This is a continuation in our Children and Minimalism series.
Creating a streamlined wardrobe for the toddler has been a long process. He received so many clothes as gifts at baby showers and of course I bought things that I liked, then handmedowns found their way to us. It was a lot to process, and a lot to discard, while coming up with a wardrobe formula that we can follow each season.
For a while I found that we had an abundance of fancy clothes. Things that were not practical for everyday wear so he wore them once or twice for a few hours before they were outgrown. Now that I am buying all of his clothing myself, I limit his nicer outfits to two bottoms, two top sets for each bottom, and one pair of shoes. In the summer we switch to shorts and one shirt – just the t-shirt or roll up the sleeves on a button down.

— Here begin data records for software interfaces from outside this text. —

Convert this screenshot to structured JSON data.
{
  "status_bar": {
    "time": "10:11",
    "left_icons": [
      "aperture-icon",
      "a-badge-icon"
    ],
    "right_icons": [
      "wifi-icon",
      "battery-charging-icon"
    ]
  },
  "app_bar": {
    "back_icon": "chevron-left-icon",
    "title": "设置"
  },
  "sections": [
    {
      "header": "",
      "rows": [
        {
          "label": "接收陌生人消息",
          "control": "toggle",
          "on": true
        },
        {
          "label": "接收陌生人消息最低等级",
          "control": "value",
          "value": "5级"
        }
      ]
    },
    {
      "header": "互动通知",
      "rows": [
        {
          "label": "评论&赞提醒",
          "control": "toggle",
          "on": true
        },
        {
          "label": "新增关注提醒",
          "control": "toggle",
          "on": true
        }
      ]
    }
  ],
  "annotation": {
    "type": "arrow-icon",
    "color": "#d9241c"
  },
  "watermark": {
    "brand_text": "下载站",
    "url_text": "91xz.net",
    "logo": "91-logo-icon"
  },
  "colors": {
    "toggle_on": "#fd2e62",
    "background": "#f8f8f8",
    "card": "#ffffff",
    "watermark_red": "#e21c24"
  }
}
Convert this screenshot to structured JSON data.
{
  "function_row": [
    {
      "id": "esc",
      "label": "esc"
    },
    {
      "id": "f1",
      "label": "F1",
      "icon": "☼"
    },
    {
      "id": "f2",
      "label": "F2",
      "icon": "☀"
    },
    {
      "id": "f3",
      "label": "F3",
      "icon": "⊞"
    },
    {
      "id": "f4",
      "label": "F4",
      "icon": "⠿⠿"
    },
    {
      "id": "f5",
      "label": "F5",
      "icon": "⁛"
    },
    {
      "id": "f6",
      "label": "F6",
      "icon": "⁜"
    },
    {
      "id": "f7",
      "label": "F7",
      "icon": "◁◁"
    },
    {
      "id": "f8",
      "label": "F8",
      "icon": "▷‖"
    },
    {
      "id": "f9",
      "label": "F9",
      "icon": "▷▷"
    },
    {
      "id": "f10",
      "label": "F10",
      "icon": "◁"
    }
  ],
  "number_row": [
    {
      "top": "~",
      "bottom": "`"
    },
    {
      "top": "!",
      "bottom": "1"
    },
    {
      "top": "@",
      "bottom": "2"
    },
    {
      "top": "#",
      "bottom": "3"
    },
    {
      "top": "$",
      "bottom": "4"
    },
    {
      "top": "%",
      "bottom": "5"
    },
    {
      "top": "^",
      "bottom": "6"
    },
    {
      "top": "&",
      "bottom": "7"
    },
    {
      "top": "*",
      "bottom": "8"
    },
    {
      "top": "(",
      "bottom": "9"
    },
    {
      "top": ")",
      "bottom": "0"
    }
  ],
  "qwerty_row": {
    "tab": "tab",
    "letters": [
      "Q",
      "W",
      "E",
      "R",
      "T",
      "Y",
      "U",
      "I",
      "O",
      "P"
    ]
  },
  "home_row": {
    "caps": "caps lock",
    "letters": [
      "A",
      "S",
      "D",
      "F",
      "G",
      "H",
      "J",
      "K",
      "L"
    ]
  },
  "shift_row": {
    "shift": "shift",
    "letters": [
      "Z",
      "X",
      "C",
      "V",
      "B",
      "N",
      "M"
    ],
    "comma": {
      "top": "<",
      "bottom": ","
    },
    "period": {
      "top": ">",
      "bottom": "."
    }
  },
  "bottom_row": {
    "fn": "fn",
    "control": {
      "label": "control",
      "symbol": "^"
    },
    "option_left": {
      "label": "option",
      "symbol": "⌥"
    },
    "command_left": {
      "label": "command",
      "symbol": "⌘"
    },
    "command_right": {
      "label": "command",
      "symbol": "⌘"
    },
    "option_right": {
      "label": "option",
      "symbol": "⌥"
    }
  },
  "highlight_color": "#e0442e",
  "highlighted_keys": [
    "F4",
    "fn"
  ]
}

We are very casual west coast people so this is totally appropriate for a toddler attending church or holiday parties or other occasions where one might dress up. The only social situation we’ve encountered where this style wouldn’t fly was a, capital F, fancy wedding back east. I bought him a pair of grey slacks, borrowed a white button down shirt, and he wore his nice shoes (Converse at the time). We as adults had to dress up more, but toddlers can get away with a lot. I am very happy his outfit, which was worn once, cost only $13.
At his age, weekday clothing is just a step above pyjamas. He is in daycare full time. He is running, climbing, and napping and his outfits have to be comfortable in all of those activities. For winter months the uniform is knit pants, a t-shirt, and a long sleeve shirt. I try to source these items as inexpensively as possible – handmedowns, second hand stores, clearance racks – because chance are good that it will all be rags when it’s outgrown. I want him to play hard and experience new things. I don’t want his daycare teachers worrying about dirt or paint or food on his clothing.
We have seven of these outfits sets – Monday through Friday, a spare at daycare, and a spare at home. When I put clothes away I stack each outfit together with a pair of socks so there is zero decisions to be made if we are rushing in the morning. I try to make both shirts match the pants, but the shirts probably don’t match each other. The vast majority are not pieces I love, but at this age we are going for function, comfort, and affordability. In the summer we switch to knit shorts and just a t-shirt.
Since we live in Canada, footwear and outerwear change significantly with the seasons and my only rule is to be reasonable. With things like snow suits or swim suits, I buy one initially and buy a backup if it becomes a necessity. His clothing is also wearing out or it is outgrown frequently. I replace each item as needed, but our overall total stays the same. Recently I noticed his shirts getting shorter so I did a big inventory, made a list, and hit the end of season clearance racks to find replacements.
I know as he gets older he will develop opinions on his clothing, but it is my sincere (although perhaps naive) hope that we can work together within these boundaries. He can choose what to wear, we set the limit on how many outfits are allowed each season.
Much like his toys, this isn’t a truly minimalist wardrobe, it is just streamlined and practical for our needs at this time. If he wasn’t going to daycare or if we could do laundry more frequently I would probably pare it back more. Our current formula will definitely be adaptable as our life and needs change.